- If you can reply in less than one minute and resolve the email, do it. If you need more time to investigate, consider, produce a response, etc., put that task on your calendar and list (more below). If the issue is resolved, delete the message.
- If it’s a minor communication and from an internal source, tell them you’ll respond via your messaging software. This encourages them to ask the frivolous, minor things there, uncluttering both of your inboxes.
The Folders of the Organized
Whether on your desk, your computer’s hard drive, or your company’s server, folders remain the ultimate weapon in the war against disorganization. Why? If you keep things in folders, divided by project, process, or topic, you don’t waste valuable work time finding things.
That said, your folders need to be labeled so others can use them, too. Use clear labels and even dates in filenames so it’s easy for you (and others) to find and put files. My folder labels are typically something like:
Business> Clients> Workfront> Guest Posts
Even a child can see that my guest post for Workfront is filed under "Guest Posts" in the "Workfront" folder, which is a "Client" for my "Business."
To get even more granular, I might file images under the client in an images folder, then within a sub-folder either by the topic (press conference pictures, head shots, etc.) or the date with a reminder of the location or event of the image.
This structure works for paper folders, too. Whether you print off your contracts, presentation slides, work orders, or other hard copies, putting them in clearly labeled (or try color coded) folders in a file rack on your desk or wall helps you get what you need quickly and efficiently.
And here’s a pro tip: as the paper you have in the folder is used or is no longer needed, throw it out or file it away in a separate folder in an archive drawer. That way you keep the current folder pared down to only what you need.
The Mindset of the Organized
So, we’ve talked about the hammer, but remember: the hammer doesn’t nail anything. All these tools are moot if you’re not using them with the right mindset and intention.
You won’t find an organizational system, from David Allen’s Getting Things Done to the Eisenhower Method and Pomodoro Technique, that works without the user changing behavior and mindset to implement it consistently.
If you wish to be more organized, you have to establish new ground rules for your work behavior, and stick to them until you have a new, more productive habit, or you decide it’s not working for you.
With the above explanations of the tools in mind:
- Stick to your calendar.
- Say “no” to requests not on your list, or at least “I’ll put it on my list and address it when I can.”
- Write things down. Especially tasks.

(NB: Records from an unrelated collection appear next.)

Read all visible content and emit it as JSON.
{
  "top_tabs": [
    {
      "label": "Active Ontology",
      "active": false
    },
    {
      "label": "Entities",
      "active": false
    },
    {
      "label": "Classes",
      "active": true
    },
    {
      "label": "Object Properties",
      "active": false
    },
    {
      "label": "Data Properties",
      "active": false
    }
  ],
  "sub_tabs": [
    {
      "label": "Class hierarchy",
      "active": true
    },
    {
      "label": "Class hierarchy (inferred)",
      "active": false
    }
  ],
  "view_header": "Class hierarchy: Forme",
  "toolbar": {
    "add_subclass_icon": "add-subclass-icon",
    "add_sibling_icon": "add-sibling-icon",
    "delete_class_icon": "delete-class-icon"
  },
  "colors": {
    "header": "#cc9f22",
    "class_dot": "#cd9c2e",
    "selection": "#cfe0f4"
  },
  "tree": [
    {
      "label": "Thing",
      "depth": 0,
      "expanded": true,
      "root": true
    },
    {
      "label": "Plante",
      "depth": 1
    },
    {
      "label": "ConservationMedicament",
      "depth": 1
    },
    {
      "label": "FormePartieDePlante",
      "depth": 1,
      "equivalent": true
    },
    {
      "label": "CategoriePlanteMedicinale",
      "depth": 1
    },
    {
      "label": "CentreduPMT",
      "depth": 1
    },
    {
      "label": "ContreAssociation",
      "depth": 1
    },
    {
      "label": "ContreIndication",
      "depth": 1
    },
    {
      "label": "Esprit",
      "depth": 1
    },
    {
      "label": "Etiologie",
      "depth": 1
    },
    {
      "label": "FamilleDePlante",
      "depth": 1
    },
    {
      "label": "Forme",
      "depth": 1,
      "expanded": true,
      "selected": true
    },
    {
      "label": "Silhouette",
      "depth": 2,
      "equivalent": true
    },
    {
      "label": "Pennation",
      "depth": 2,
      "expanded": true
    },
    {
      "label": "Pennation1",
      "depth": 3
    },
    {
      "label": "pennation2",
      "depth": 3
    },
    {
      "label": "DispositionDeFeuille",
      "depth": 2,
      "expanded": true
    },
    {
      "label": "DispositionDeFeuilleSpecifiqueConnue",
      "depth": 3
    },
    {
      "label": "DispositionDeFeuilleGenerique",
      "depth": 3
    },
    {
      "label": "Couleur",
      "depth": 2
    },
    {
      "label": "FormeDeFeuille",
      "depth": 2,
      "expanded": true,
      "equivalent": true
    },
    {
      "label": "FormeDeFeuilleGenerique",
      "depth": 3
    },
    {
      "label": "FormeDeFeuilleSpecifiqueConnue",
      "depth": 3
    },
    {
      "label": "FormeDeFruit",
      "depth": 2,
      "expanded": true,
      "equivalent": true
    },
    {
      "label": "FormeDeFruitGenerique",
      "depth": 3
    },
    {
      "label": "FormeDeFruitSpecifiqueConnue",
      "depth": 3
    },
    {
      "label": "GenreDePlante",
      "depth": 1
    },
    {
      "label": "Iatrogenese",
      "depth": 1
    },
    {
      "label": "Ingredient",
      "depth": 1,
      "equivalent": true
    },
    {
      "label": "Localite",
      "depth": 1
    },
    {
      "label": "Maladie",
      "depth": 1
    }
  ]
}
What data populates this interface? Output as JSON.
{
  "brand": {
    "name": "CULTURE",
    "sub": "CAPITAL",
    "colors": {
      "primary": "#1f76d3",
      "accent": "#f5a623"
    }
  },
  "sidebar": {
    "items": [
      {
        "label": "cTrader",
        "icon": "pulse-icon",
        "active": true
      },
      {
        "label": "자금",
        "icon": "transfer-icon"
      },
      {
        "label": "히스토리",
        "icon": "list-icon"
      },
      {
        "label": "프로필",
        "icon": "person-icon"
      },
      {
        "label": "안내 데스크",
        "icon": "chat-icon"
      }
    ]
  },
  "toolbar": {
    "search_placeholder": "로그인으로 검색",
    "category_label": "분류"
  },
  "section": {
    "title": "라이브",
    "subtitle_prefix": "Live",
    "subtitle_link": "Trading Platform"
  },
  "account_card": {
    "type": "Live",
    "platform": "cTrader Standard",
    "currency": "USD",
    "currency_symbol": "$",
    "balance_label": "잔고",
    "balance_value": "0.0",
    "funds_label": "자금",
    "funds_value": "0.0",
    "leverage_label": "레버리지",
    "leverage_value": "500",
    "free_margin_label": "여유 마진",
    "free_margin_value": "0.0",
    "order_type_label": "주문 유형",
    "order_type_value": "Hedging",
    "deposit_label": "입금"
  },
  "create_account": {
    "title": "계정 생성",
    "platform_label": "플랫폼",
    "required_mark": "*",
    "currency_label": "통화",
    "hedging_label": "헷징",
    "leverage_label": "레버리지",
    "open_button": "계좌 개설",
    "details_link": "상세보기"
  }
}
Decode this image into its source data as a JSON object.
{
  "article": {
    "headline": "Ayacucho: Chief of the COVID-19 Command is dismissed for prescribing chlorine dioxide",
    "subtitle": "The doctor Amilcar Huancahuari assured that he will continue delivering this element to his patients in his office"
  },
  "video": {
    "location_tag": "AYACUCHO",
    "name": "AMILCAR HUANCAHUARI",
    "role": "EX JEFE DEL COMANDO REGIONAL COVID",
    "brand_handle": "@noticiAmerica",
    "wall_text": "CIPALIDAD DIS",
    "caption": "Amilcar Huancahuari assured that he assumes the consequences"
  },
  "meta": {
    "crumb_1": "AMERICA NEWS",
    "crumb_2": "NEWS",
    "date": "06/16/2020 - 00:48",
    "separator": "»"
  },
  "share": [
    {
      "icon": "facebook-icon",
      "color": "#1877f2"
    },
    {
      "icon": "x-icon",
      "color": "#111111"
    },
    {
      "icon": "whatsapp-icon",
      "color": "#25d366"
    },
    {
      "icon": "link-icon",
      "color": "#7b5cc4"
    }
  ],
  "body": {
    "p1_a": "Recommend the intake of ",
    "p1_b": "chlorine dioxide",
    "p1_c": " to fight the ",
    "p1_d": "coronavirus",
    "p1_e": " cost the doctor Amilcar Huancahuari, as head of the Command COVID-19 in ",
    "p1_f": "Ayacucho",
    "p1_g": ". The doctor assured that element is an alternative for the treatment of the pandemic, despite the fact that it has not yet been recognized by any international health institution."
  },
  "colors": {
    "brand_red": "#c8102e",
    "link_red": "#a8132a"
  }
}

Put them on your list!
- Ask someone else to help hold you accountable. A friend, coworker, or spouse can ask daily, “How’s today’s list going?” Even that can kick you in the pants enough to stay on task.
- Always use software or apps for certain tasks. If that’s your style.
- Never use software or apps for certain tasks. If that is.
The rules you establish have to fit your approach and lifestyle, but be prepared to integrate a new habit or two and mentally enforce the use of those habits just like learning to go to the gym each day for a workout.
Being Organized on The Fly
The tools and mindset you need to be organized do not change to help keep your work organized as it happens. You just have to be flexible enough to adapt to the workflow and funnel it into your system.
For example, if you go to a staff meeting and get three new projects or tasks from your boss, when you get back to your desk, add them to your list.
Re-prioritize the list based on the new deadlines and needs. Communicate new expectations to anyone affected by the shift of old tasks you hadn’t yet completed.
Get a random phone call or email with a new task? Same thing: add it to the list, quickly re-prioritize, and move forward.
If you do this and maintain a determined mindset of staying organized and scheduling time to get the required work done to accomplish everything on your list, you’ll find yourself not just being organized, but staying that way.
Check out "Get Organized: 4 Simple Ways to Keep Creative Projects on Track" for more tips for staying organized.